→ **ASSIGNED TASK**: Show every line of the data below that includes the word "icon".

Items from an interface collection
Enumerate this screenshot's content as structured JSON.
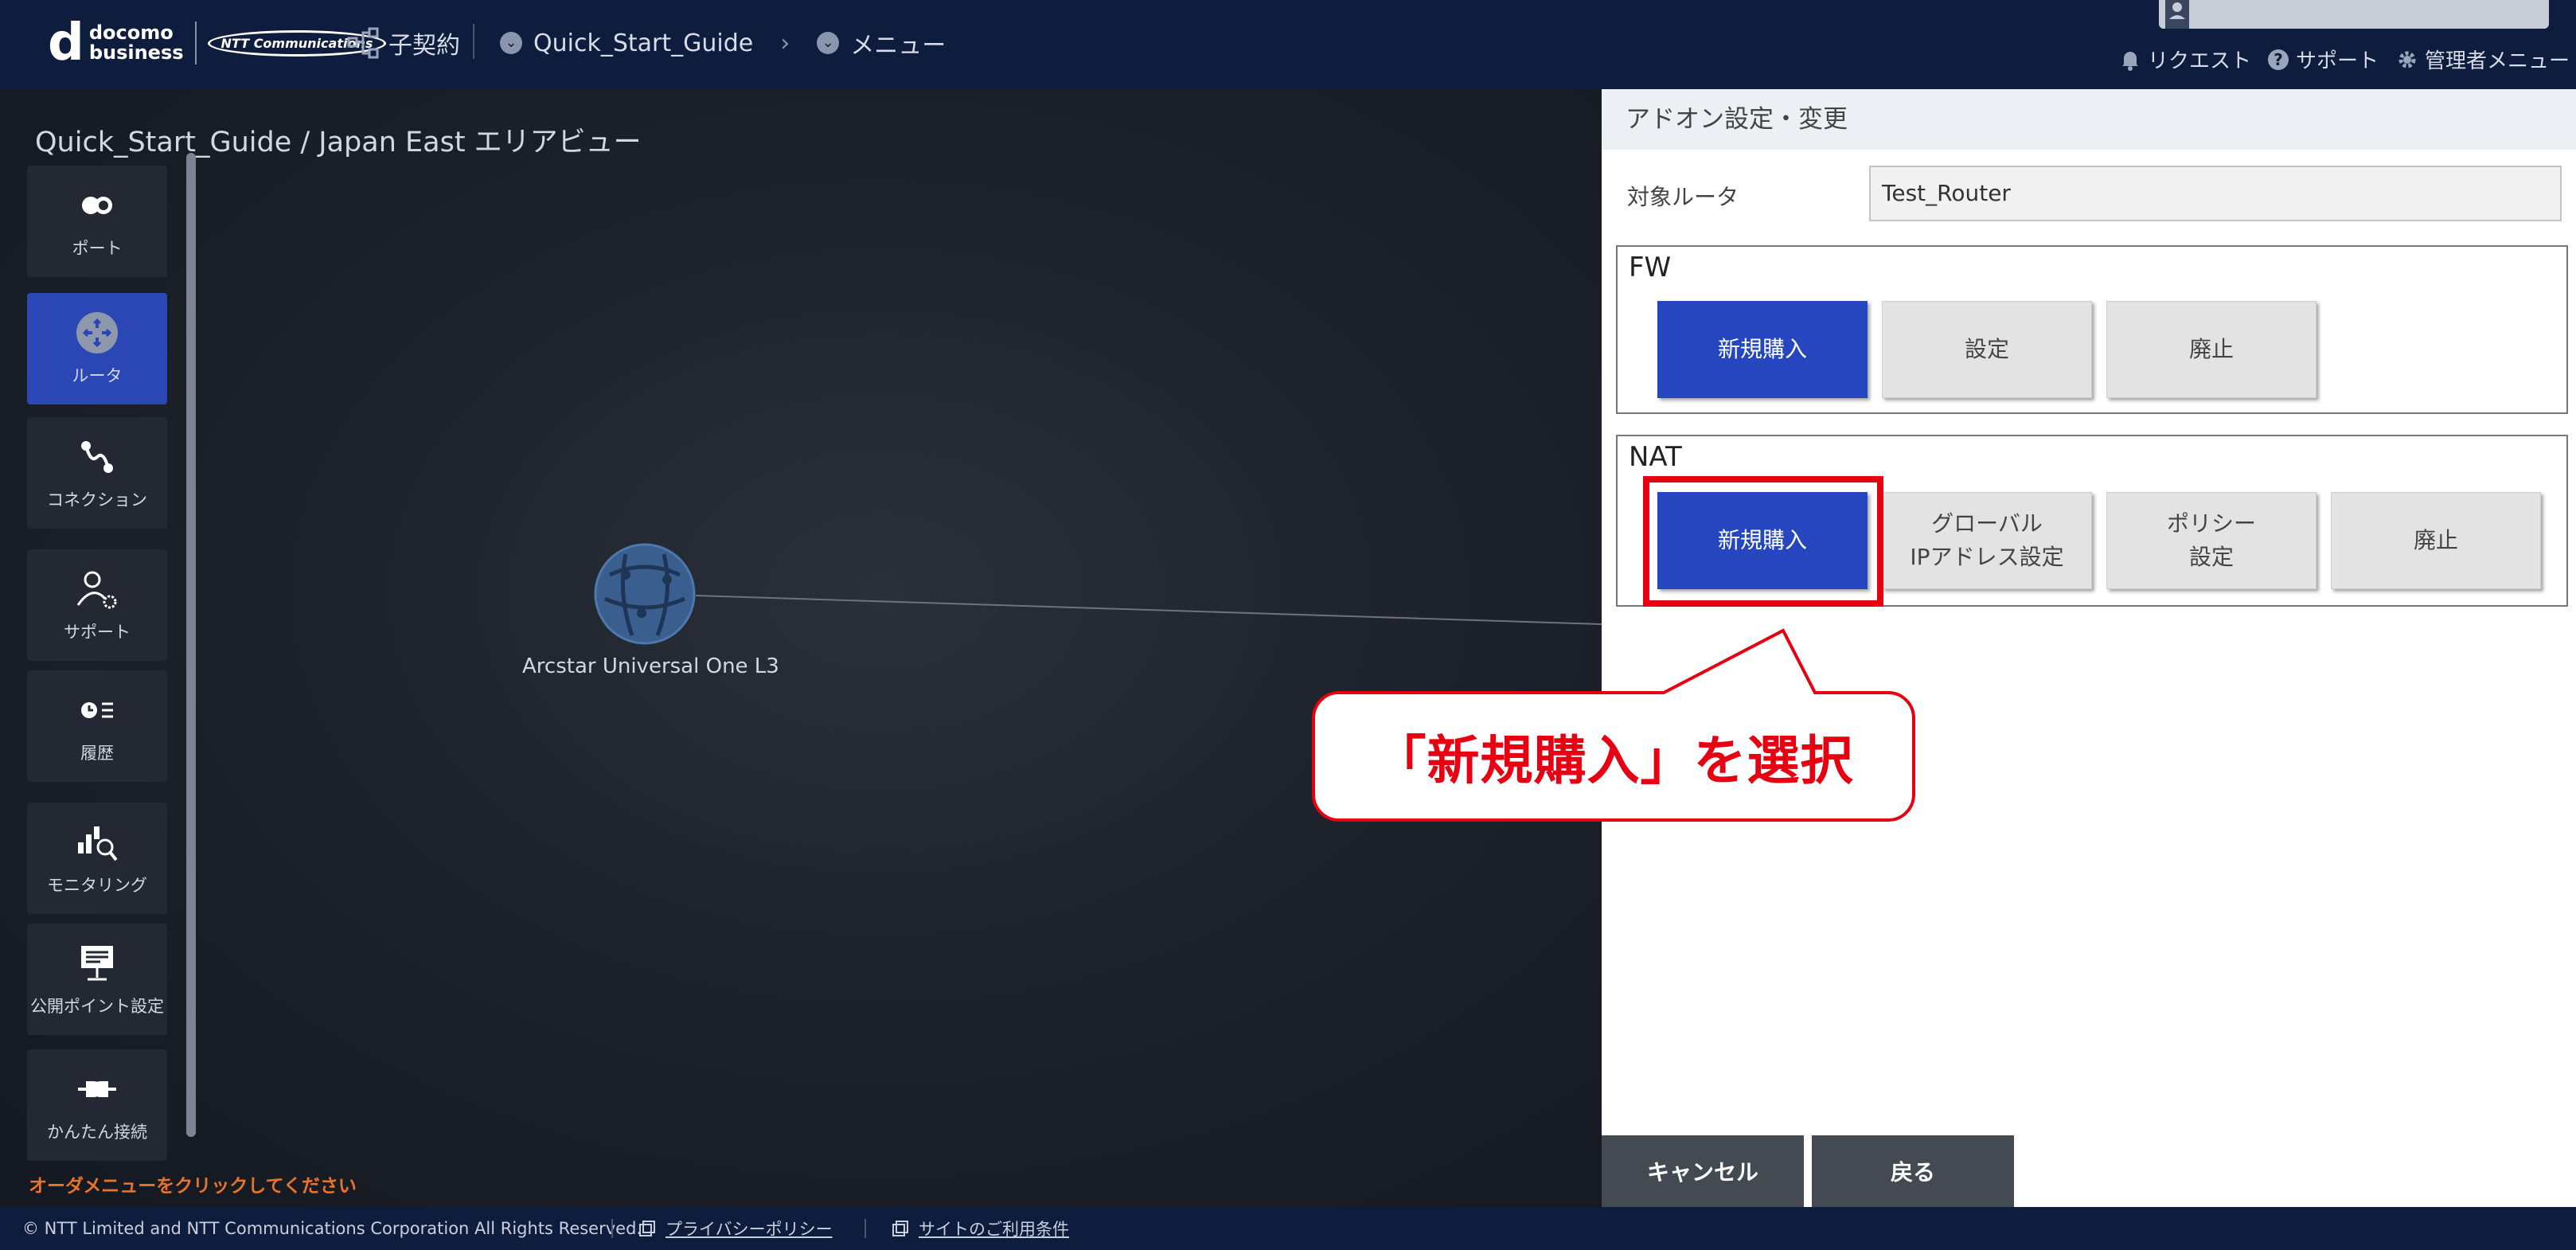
{
  "header": {
    "logo_mark": "d",
    "logo_line1": "docomo",
    "logo_line2": "business",
    "logo_ntt": "NTT Communications",
    "contract_label": "子契約",
    "breadcrumb": [
      "Quick_Start_Guide",
      "メニュー"
    ],
    "utility": [
      "リクエスト",
      "サポート",
      "管理者メニュー"
    ]
  },
  "canvas": {
    "title": "Quick_Start_Guide / Japan East エリアビュー",
    "node_label": "Arcstar Universal One L3",
    "order_hint": "オーダメニューをクリックしてください"
  },
  "sidebar": {
    "items": [
      {
        "label": "ポート",
        "icon": "port-icon",
        "active": false
      },
      {
        "label": "ルータ",
        "icon": "router-icon",
        "active": true
      },
      {
        "label": "コネクション",
        "icon": "connection-icon",
        "active": false
      },
      {
        "label": "サポート",
        "icon": "support-icon",
        "active": false
      },
      {
        "label": "履歴",
        "icon": "history-icon",
        "active": false
      },
      {
        "label": "モニタリング",
        "icon": "monitoring-icon",
        "active": false
      },
      {
        "label": "公開ポイント設定",
        "icon": "public-point-icon",
        "active": false
      },
      {
        "label": "かんたん接続",
        "icon": "easy-connect-icon",
        "active": false
      }
    ]
  },
  "panel": {
    "title": "アドオン設定・変更",
    "target_label": "対象ルータ",
    "target_value": "Test_Router",
    "fw": {
      "title": "FW",
      "buttons": [
        "新規購入",
        "設定",
        "廃止"
      ]
    },
    "nat": {
      "title": "NAT",
      "buttons": [
        "新規購入",
        "グローバル",
        "IPアドレス設定",
        "ポリシー",
        "設定",
        "廃止"
      ]
    },
    "cancel": "キャンセル",
    "back": "戻る"
  },
  "callout": {
    "text": "「新規購入」を選択",
    "color": "#e60012"
  },
  "footer": {
    "copyright": "© NTT Limited and NTT Communications Corporation All Rights Reserved.",
    "privacy": "プライバシーポリシー",
    "terms": "サイトのご利用条件"
  },
  "colors": {
    "header_bg": "#0e1d3d",
    "primary_button": "#2646bf",
    "active_sidebar": "#2a47b5",
    "highlight": "#e60012",
    "hint": "#e7742b"
  }
}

→ **TASK RESULT**:
        "icon": "port-icon",
        "icon": "router-icon",
        "icon": "connection-icon",
        "icon": "support-icon",
        "icon": "history-icon",
        "icon": "monitoring-icon",
        "icon": "public-point-icon",
        "icon": "easy-connect-icon",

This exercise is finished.